_Information provided_
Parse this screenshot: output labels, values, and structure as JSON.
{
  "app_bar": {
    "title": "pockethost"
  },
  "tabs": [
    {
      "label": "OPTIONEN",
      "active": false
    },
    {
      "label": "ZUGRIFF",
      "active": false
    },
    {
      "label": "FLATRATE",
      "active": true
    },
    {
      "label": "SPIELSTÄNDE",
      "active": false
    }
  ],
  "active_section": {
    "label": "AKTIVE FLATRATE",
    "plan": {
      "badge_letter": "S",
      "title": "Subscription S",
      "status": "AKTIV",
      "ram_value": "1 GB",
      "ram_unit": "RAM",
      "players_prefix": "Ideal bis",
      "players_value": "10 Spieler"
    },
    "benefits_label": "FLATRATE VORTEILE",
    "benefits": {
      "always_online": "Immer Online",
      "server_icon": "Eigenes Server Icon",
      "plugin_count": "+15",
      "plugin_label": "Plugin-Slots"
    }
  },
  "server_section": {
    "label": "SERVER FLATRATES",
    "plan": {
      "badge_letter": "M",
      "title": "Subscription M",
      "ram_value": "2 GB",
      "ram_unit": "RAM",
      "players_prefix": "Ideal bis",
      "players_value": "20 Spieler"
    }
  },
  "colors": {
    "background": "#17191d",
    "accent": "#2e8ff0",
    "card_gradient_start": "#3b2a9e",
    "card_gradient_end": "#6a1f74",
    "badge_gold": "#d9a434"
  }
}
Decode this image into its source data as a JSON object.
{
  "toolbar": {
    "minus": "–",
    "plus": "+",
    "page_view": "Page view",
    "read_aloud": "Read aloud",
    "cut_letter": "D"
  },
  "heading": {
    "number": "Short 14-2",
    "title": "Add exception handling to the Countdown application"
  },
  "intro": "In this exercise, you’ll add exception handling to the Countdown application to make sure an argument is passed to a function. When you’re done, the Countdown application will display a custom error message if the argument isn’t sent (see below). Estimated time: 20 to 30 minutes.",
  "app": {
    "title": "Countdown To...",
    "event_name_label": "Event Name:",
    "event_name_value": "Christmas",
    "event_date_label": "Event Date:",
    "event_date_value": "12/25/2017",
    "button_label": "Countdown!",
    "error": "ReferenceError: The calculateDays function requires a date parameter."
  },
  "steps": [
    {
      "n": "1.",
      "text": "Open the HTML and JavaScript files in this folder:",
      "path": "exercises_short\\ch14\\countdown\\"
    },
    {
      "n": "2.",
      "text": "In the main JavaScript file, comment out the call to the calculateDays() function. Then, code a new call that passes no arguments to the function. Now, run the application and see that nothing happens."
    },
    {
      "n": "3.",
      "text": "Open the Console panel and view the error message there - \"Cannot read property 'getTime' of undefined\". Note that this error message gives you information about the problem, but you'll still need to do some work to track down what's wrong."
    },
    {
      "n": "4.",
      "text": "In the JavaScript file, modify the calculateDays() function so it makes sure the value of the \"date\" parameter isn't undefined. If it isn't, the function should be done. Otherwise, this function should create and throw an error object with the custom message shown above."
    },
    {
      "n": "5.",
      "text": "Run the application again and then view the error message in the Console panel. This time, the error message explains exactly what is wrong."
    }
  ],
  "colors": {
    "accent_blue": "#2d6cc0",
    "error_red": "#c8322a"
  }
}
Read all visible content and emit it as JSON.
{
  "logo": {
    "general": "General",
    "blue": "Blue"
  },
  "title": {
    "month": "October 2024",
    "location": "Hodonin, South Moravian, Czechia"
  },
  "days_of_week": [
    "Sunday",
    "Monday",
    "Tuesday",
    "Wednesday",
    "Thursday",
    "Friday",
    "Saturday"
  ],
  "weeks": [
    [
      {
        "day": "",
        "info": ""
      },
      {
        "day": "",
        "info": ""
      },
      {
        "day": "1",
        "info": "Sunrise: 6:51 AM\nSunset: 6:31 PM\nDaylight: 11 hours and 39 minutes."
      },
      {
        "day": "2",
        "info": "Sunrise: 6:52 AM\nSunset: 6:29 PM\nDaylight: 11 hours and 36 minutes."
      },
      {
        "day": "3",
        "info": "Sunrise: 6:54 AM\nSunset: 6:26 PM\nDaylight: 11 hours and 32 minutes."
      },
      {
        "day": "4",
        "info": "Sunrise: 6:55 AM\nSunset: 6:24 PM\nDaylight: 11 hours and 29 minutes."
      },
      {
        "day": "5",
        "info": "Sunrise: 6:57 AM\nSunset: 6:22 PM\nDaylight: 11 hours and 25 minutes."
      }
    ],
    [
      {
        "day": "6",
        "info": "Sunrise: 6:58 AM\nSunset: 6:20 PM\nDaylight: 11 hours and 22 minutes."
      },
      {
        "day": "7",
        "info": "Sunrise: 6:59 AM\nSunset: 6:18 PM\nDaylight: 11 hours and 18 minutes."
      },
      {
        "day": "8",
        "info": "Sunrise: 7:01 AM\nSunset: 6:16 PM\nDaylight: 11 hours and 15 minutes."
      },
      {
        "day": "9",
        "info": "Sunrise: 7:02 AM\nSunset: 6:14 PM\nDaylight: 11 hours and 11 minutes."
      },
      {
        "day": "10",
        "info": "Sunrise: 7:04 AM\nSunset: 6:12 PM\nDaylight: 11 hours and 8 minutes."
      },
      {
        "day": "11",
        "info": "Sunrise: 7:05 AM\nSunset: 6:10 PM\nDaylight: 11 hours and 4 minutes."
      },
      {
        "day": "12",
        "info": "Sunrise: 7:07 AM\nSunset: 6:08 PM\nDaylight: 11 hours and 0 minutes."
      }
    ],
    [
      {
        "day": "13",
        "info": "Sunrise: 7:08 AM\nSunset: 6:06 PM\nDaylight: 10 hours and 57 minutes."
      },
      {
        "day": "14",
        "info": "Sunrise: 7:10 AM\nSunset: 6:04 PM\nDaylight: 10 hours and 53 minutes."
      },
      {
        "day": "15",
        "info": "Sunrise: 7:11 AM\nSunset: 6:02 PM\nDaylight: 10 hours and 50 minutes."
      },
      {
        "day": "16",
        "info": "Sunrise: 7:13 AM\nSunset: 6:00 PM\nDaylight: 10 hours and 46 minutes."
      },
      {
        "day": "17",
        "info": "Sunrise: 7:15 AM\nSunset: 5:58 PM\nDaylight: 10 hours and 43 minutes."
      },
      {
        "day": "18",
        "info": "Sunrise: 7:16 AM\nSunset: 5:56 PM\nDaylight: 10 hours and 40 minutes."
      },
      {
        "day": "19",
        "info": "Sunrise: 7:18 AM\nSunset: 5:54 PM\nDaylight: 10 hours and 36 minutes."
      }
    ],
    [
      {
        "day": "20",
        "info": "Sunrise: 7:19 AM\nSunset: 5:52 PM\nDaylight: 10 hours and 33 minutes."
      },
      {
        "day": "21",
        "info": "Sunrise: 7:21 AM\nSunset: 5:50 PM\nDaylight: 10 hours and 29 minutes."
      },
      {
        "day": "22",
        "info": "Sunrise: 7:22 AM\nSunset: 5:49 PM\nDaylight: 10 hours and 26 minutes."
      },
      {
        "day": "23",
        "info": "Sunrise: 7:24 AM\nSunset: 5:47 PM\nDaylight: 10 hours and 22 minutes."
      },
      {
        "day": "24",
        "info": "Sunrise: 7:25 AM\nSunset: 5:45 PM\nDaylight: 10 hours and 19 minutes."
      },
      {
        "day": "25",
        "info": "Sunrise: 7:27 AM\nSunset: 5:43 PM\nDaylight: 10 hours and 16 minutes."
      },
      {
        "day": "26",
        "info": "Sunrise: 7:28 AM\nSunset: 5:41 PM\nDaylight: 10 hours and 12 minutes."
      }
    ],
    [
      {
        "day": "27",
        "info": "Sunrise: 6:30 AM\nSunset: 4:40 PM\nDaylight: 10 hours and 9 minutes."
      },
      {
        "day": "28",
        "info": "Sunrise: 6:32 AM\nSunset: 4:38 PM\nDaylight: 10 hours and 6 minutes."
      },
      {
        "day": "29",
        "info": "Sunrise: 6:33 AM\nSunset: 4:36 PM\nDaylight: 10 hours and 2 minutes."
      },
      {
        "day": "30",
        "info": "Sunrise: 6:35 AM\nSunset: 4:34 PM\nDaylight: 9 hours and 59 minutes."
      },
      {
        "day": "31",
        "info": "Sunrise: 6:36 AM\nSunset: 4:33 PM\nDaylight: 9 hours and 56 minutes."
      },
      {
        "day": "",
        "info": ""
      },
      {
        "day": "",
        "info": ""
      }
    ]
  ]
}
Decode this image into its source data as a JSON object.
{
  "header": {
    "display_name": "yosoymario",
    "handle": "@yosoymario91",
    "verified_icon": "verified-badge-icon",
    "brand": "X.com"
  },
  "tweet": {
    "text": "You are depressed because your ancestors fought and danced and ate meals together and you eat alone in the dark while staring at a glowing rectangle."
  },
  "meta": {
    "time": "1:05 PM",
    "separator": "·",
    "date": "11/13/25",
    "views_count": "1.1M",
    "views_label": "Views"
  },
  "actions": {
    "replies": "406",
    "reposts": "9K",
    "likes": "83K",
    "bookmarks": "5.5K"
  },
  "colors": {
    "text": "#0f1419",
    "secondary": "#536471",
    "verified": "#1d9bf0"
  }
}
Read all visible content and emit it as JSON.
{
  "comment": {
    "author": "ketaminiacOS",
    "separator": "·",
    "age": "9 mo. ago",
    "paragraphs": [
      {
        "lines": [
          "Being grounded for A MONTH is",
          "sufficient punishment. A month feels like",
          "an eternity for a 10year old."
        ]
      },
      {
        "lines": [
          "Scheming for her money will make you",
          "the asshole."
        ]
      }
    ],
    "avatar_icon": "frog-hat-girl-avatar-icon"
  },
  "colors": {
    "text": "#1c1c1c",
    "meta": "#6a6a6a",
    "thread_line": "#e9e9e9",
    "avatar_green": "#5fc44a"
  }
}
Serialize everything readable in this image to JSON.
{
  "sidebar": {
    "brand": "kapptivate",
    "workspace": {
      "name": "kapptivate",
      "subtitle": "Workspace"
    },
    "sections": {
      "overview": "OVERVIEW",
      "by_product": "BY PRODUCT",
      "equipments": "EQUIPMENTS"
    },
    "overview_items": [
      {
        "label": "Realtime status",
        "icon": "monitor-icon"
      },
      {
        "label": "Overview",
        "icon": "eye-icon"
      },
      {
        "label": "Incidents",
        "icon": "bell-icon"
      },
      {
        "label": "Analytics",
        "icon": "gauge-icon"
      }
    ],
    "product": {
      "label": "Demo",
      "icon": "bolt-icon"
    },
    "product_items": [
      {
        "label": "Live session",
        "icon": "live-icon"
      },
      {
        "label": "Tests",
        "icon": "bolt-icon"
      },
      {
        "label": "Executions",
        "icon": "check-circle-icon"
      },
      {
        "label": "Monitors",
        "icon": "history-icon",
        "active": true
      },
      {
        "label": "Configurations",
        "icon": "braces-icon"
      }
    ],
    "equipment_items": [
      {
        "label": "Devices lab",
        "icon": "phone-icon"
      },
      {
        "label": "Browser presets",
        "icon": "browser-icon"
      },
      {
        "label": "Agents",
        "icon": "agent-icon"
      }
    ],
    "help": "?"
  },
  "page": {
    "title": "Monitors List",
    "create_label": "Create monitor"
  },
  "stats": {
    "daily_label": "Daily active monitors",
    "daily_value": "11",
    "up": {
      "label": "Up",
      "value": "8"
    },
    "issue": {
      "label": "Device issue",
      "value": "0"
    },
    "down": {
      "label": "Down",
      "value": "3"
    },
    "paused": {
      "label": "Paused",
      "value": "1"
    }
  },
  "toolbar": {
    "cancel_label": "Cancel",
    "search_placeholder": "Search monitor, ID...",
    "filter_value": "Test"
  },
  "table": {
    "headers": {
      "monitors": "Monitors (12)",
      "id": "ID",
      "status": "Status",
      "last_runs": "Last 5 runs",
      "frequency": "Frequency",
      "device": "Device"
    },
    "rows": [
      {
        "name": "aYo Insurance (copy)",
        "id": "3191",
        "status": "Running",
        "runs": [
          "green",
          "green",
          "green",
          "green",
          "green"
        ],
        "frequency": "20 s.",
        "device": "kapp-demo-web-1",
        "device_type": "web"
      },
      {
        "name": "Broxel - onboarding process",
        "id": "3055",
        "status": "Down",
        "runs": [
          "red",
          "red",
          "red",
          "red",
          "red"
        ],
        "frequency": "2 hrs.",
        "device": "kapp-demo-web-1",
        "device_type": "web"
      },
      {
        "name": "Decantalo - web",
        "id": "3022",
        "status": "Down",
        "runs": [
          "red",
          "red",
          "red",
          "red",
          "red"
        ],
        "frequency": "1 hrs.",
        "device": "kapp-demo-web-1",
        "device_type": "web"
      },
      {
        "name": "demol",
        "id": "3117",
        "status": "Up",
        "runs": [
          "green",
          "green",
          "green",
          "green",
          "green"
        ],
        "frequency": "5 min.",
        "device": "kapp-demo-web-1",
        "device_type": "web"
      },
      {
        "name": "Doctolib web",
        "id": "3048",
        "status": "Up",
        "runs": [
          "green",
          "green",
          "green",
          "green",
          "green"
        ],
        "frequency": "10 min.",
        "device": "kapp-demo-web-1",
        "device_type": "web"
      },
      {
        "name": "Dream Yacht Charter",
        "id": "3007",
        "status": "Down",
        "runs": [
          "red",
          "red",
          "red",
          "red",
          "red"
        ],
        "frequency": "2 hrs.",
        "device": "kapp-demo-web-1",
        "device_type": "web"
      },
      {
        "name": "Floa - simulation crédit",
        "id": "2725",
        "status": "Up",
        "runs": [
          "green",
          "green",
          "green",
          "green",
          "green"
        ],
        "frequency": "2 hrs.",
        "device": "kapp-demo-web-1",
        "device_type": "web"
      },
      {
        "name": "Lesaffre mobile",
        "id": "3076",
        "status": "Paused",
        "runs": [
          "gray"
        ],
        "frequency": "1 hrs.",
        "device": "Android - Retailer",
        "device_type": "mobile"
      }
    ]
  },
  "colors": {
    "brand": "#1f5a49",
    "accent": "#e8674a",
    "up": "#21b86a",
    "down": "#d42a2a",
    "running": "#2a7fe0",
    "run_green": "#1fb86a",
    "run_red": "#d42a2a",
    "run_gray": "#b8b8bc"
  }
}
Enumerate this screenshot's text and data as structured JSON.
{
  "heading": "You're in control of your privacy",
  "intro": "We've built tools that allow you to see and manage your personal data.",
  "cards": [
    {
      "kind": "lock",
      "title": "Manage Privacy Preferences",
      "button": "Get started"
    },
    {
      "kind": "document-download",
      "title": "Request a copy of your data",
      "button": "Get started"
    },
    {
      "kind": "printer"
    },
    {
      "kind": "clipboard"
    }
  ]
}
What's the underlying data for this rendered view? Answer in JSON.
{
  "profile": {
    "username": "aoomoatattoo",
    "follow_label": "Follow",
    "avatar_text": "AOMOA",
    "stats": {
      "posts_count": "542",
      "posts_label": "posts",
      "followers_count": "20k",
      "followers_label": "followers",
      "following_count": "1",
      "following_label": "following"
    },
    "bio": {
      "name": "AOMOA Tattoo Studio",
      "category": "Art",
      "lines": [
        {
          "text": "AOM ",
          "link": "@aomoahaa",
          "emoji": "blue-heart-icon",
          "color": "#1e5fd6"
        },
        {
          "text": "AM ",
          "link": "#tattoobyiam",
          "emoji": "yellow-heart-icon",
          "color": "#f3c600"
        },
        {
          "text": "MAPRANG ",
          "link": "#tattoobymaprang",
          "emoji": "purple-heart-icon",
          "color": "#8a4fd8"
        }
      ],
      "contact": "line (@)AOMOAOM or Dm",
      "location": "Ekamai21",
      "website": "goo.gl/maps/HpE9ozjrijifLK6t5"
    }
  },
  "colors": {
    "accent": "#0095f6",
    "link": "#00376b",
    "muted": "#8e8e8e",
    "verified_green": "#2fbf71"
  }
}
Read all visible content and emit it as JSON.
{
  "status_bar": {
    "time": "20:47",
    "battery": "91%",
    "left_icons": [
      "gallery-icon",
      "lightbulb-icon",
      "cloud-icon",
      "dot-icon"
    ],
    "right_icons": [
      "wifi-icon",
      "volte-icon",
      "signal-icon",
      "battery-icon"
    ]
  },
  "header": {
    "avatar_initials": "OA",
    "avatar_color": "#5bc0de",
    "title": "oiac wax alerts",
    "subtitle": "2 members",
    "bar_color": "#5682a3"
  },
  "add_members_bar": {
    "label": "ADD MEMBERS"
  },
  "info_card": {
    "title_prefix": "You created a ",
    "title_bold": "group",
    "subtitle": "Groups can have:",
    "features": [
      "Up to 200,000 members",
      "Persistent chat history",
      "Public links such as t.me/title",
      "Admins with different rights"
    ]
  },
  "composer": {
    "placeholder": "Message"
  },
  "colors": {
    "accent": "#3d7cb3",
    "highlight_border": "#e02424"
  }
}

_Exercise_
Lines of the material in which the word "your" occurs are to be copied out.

_Finished task_
    "text": "You are depressed because your ancestors fought and danced and ate meals together and you eat alone in the dark while staring at a glowing rectangle."
  "heading": "You're in control of your privacy",
  "intro": "We've built tools that allow you to see and manage your personal data.",
      "title": "Request a copy of your data",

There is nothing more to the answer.